Q: As an artist, do you feel the Buffalo music/art scene is finally gaining recognition??
A: There isn’t going be one person that’s going to capture the culture of what Buffalo is, but also there’s not going to be just one of us that is going to save the day or breathe life back into the scene, it’s just existing as a collective consciousness and it will exist whether or not we highlight it. And I think that is what’s so f***ing cool about Infringement. Everyone is in it. There is no one trying to capture a particular type of scene, everyone is allowed to participate in any way they can and no one is knocked for it and everyone is just existing. And that is what I believe to be the true culture of Buffalo and infringement allows that to happen wholly and freely.
For example, last year I was doing the closing ceremonies of Infringement and I was singing by myself and I felt so good and alive and I was just singing there with one microphone. While I was performing I saw that my sister was there to see me sing and I said “Jenevieve you need to come up here and sing with me!” And we sang together into one mic and we and everyone else there had a blast. What was so cool about that was that it released a boundary that might have even existed within the bond of me and my sister. We’ve been singing together for years, but we had never sang into one mic on a show that we both were not booked on. Since then, now, every single time I go out to her shows, or she comes out to mine, whether or not it’s paid, we’re sick, or if we haven’t picked up a guitar in months, we perform together. That’s what Infringement does, it pulls this other side out of you that says, f*** it, lets do this sh**.
Q: What else is in store for summer 2016 for Dashuri?
A: It’s a secret, you’re just going to have to follow me.

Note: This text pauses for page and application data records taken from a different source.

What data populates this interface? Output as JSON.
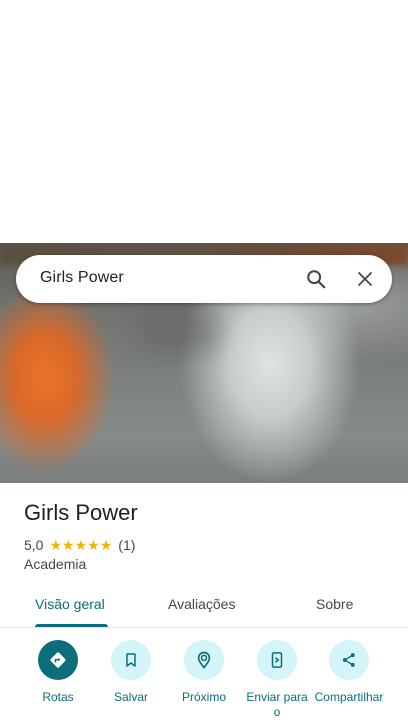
{
  "search": {
    "query": "Girls Power",
    "search_icon": "search-icon",
    "close_icon": "close-icon"
  },
  "place": {
    "name": "Girls Power",
    "rating": "5,0",
    "stars": 5,
    "review_count": "(1)",
    "category": "Academia"
  },
  "tabs": [
    {
      "label": "Visão geral",
      "active": true
    },
    {
      "label": "Avaliações",
      "active": false
    },
    {
      "label": "Sobre",
      "active": false
    }
  ],
  "actions": [
    {
      "label": "Rotas",
      "icon": "directions-icon"
    },
    {
      "label": "Salvar",
      "icon": "bookmark-icon"
    },
    {
      "label": "Próximo",
      "icon": "nearby-icon"
    },
    {
      "label": "Enviar para o",
      "icon": "send-to-phone-icon"
    },
    {
      "label": "Compartilhar",
      "icon": "share-icon"
    }
  ],
  "colors": {
    "accent": "#0b6e7a",
    "accent_light": "#d3f4f8",
    "star": "#f4b400"
  }
}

Dashuri Egriu is a Buffalo born artist who performs both acoustic and plugged sets as a solo artist as well as with other local artists. The genre of which she assigns her music to is Folk-R&B and she will be performing during the Infringement Festival July 28th to August 7th. You can follow her on Instagram @dashlala and like her on Facebook at Facebook.com/dashegriu. To stay in touch with what’s what, who’s who, and where all the who’s and what’s are at in Buffalo Infringement, visit us as InfringeBuffalo.org, follow us on Twitter @InfringeBuffalo, or look us up on Facebook at Buffalo Infringement Festival.